Public funds for farms and food should be directed to help build local and sustainable food systems. These funds should favor natural, organic and sustainable methods, rather than the chemical and industrial practices that pollute our rivers and our bodies.
Publicly funded cafeterias in schools, prisons and hospitals should be required to source a percentage of their food from regional sources. And federal food assistance programs like WIC cards and food stamps should be accepted at farmers markets and other healthier alternatives than the local Safeway.
This would do a lot more to help the “obesity crisis” than taxing soft drinks at a penny per ounces.
But you want to know the truth?
Very little of what I have just proposed is likely to happen. It doesn’t matter how much sense it makes. And it doesn’t matter how vocally the population howls in protest to the current system. The corporate powers that be are simply too powerful and too well-entrenched in Washington.
You best bet is to vote with your dollars and your feet.
Choose whole, natural foods over those that are processed. Most of the foods you bring home from the grocery store should not have ingredients. They should BE ingredients. If possible, buy your food directly from small farms and family-owned farms.
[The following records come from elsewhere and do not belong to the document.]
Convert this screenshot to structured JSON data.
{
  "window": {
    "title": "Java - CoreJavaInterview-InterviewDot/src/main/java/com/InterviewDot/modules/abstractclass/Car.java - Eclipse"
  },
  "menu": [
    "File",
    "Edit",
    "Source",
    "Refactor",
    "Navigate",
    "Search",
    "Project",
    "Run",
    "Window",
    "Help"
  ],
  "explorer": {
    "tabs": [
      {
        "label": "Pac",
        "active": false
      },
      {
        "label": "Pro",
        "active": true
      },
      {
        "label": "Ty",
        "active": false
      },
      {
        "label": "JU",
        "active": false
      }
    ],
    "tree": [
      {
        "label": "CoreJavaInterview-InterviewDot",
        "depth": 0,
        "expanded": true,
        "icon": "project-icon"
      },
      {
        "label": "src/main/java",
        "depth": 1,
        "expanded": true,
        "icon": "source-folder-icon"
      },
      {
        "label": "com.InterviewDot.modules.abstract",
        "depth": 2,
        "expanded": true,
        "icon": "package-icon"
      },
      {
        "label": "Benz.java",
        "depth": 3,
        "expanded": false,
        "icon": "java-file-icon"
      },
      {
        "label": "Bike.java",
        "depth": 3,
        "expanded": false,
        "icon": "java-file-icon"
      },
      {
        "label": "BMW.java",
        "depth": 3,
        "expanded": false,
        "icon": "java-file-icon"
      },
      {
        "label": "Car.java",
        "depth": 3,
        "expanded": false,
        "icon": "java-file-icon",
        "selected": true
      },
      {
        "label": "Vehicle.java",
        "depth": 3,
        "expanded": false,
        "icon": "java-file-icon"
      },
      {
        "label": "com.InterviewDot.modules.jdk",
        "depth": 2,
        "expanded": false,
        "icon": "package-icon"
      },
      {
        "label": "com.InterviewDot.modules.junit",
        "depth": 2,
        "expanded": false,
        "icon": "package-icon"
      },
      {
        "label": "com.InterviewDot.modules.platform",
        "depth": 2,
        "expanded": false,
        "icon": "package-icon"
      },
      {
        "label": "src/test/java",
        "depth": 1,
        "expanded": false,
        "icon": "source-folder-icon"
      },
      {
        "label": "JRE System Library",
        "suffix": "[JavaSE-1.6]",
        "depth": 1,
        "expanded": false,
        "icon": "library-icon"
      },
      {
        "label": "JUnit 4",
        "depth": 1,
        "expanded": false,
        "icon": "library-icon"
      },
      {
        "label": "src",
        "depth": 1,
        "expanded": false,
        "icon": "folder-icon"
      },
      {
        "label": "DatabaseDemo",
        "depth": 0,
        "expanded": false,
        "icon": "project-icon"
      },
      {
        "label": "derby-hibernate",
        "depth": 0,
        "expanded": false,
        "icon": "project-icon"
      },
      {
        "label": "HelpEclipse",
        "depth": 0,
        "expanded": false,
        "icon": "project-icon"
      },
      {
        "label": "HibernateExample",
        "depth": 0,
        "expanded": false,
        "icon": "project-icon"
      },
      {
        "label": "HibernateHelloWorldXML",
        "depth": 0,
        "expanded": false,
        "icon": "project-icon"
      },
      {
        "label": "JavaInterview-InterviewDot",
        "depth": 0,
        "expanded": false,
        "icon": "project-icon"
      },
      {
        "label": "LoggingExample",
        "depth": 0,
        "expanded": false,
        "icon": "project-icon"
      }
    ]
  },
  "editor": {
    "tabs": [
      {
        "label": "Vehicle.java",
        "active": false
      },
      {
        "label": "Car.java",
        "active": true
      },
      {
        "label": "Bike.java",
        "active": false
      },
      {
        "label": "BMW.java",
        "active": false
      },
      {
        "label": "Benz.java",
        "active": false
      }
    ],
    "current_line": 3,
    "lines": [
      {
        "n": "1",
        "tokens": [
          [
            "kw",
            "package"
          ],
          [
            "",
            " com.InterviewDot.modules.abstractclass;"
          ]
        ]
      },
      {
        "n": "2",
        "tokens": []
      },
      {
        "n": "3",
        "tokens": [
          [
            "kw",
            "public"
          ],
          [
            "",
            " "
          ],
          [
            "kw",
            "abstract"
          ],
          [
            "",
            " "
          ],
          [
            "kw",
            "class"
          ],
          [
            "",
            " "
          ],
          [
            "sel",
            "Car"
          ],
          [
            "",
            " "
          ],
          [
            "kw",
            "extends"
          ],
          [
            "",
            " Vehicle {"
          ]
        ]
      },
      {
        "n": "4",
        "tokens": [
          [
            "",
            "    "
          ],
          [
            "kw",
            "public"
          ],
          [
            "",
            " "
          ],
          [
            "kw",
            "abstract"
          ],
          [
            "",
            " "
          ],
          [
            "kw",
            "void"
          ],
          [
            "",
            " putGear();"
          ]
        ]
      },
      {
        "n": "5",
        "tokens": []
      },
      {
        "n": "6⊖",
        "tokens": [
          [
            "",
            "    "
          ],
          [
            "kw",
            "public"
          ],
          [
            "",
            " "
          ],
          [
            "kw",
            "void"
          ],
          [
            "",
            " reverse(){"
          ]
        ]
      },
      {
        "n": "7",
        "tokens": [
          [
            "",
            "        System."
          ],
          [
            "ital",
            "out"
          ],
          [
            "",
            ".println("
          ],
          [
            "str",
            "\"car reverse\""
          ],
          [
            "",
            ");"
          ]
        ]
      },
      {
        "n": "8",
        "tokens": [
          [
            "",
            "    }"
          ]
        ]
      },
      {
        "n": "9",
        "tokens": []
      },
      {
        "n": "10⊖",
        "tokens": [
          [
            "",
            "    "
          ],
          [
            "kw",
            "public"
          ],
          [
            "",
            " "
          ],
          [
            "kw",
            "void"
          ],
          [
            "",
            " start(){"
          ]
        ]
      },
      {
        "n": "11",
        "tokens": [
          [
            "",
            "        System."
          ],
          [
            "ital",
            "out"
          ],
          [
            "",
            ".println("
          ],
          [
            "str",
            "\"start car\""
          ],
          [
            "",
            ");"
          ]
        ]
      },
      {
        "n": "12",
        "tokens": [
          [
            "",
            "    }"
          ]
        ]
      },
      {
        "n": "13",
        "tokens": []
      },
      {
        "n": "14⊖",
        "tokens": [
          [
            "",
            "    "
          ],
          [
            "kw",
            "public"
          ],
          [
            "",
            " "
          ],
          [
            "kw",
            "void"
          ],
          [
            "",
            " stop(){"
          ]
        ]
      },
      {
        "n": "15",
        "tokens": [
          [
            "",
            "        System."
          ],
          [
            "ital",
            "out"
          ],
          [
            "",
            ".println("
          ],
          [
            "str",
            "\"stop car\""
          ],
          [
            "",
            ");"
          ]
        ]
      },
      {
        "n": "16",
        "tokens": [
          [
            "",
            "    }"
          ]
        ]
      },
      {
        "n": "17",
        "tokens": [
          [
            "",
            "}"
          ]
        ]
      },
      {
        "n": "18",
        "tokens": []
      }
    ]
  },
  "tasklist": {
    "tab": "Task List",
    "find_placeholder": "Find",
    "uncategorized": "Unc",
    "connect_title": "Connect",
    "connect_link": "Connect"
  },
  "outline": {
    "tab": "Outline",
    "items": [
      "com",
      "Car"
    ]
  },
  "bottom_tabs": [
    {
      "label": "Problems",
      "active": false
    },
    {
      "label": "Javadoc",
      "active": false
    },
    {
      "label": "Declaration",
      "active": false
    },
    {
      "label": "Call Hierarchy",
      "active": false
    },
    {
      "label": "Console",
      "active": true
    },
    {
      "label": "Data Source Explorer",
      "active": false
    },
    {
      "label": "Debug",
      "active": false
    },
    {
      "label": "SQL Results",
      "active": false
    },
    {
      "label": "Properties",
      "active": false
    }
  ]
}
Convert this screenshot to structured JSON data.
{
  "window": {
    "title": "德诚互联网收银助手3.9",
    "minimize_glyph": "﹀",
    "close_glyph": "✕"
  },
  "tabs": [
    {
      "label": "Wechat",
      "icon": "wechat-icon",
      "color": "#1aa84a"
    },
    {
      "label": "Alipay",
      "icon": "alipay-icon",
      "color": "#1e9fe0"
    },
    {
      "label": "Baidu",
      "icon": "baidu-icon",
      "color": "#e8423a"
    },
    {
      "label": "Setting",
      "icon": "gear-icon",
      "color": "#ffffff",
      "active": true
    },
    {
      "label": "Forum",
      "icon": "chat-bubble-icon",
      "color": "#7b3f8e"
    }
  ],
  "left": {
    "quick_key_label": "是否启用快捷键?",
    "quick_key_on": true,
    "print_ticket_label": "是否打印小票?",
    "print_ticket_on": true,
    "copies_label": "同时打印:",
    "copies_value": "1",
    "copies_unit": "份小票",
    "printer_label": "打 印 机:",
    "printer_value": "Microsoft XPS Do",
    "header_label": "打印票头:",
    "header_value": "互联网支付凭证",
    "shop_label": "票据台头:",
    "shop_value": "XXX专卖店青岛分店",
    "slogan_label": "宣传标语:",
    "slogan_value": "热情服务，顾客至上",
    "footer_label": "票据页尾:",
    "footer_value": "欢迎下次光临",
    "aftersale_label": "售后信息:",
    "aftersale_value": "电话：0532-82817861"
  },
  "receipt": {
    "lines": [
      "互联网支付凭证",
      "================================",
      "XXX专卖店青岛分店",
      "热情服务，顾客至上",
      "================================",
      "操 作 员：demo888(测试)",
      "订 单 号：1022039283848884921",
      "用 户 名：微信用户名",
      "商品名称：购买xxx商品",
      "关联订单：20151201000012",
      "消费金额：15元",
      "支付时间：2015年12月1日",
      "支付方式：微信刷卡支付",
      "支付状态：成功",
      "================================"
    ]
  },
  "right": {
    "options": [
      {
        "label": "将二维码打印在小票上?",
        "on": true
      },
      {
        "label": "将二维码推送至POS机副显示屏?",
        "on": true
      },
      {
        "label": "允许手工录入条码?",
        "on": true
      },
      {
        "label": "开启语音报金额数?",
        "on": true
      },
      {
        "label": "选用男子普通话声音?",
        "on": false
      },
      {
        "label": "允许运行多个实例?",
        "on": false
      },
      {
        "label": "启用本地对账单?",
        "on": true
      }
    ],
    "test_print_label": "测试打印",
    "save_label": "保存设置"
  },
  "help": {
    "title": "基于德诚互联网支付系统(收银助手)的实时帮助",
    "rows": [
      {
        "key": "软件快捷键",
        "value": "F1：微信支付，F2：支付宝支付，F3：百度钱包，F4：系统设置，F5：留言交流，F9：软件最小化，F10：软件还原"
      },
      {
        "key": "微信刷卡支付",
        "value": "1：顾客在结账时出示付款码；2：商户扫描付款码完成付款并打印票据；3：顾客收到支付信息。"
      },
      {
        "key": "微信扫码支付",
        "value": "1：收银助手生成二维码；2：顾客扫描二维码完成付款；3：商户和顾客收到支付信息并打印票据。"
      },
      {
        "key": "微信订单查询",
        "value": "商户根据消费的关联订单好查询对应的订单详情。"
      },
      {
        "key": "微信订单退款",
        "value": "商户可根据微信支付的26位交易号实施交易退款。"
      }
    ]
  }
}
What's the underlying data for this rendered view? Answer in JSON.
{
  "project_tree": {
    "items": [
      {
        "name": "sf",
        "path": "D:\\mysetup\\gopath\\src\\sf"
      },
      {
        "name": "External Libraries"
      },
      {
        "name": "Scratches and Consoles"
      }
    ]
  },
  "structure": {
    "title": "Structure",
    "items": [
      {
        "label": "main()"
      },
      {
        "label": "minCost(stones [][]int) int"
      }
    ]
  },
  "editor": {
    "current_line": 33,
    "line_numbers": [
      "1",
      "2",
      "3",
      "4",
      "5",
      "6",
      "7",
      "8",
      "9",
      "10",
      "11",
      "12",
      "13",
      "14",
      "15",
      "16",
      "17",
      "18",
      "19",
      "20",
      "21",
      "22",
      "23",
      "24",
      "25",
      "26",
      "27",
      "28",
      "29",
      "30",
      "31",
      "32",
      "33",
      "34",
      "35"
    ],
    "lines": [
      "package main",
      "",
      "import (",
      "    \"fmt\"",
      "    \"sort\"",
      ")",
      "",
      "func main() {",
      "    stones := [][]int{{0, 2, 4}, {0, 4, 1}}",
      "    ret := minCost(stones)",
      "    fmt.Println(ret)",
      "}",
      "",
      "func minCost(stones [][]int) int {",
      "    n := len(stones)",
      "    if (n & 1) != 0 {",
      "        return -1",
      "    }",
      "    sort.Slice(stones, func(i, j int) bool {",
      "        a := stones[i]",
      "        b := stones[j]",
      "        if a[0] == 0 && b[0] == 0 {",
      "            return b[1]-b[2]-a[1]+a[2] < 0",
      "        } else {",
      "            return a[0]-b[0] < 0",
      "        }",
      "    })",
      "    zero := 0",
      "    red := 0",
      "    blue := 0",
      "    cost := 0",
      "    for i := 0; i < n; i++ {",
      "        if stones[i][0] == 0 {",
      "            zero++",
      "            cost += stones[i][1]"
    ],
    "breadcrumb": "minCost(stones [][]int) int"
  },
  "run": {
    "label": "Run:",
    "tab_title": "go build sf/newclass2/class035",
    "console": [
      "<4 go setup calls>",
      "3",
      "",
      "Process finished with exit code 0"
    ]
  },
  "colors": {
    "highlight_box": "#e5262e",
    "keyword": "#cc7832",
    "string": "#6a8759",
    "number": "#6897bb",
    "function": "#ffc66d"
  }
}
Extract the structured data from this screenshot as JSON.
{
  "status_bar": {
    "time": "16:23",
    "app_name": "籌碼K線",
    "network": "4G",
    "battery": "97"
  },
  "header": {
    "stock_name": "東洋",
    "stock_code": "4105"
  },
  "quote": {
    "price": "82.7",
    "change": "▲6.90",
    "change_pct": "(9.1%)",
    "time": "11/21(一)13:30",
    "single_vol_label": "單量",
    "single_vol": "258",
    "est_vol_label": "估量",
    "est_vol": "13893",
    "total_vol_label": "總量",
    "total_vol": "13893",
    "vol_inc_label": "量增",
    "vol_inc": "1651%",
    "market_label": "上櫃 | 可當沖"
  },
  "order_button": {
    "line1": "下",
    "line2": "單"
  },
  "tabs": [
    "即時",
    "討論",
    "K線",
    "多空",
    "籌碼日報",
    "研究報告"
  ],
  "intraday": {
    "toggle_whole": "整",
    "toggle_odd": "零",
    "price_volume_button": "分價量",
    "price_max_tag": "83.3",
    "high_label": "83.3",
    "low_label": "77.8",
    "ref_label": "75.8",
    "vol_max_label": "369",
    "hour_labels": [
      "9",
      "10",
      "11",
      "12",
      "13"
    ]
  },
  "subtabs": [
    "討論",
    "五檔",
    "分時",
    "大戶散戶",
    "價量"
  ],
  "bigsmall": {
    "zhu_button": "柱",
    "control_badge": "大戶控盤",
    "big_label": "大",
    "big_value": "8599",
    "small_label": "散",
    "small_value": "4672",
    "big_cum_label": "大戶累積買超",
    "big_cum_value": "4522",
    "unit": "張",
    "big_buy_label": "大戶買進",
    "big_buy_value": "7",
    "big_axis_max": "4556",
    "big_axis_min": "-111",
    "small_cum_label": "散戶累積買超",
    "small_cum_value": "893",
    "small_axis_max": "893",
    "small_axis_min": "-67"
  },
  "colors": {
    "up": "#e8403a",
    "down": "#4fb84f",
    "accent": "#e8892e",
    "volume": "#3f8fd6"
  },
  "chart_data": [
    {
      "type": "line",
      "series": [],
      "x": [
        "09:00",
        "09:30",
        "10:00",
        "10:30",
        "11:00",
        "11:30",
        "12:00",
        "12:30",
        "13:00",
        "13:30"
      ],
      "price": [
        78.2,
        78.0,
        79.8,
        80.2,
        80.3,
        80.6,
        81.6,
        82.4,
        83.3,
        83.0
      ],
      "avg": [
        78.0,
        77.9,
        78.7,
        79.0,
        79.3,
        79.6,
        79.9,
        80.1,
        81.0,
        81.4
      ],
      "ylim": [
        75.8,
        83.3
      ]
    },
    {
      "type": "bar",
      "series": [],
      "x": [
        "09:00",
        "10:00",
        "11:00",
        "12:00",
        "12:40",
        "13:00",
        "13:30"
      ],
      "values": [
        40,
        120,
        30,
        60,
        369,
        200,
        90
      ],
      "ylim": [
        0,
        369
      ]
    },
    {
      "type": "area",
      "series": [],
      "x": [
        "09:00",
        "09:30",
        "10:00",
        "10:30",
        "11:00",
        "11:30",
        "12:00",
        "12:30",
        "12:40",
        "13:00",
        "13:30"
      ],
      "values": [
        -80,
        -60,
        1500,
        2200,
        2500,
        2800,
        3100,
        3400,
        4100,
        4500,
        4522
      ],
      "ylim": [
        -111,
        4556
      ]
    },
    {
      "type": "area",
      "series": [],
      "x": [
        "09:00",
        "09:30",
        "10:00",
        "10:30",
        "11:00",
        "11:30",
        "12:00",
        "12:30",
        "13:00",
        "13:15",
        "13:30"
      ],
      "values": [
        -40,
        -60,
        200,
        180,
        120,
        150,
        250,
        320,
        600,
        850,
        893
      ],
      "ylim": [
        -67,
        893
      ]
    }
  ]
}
And whenever you can, choose foods that are grown locally (www.eatwild.com, www.realmilk.com and www.localharvest.org are three organizations that can help you find farmers in your region).